▶ _Dataset entries_
###

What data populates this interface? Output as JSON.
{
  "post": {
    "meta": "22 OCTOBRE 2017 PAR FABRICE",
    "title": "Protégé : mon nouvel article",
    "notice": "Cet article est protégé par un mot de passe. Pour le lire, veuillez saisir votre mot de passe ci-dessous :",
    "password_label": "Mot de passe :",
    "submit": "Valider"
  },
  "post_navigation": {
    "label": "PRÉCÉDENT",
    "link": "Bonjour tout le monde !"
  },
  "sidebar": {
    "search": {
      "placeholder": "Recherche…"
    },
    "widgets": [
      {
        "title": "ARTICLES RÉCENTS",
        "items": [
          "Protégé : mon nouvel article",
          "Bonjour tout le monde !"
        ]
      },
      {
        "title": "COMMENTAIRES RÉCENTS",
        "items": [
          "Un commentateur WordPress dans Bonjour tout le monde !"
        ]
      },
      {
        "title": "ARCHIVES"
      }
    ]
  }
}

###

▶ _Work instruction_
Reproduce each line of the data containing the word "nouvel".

▶ _Answer_
    "title": "Protégé : mon nouvel article",
          "Protégé : mon nouvel article",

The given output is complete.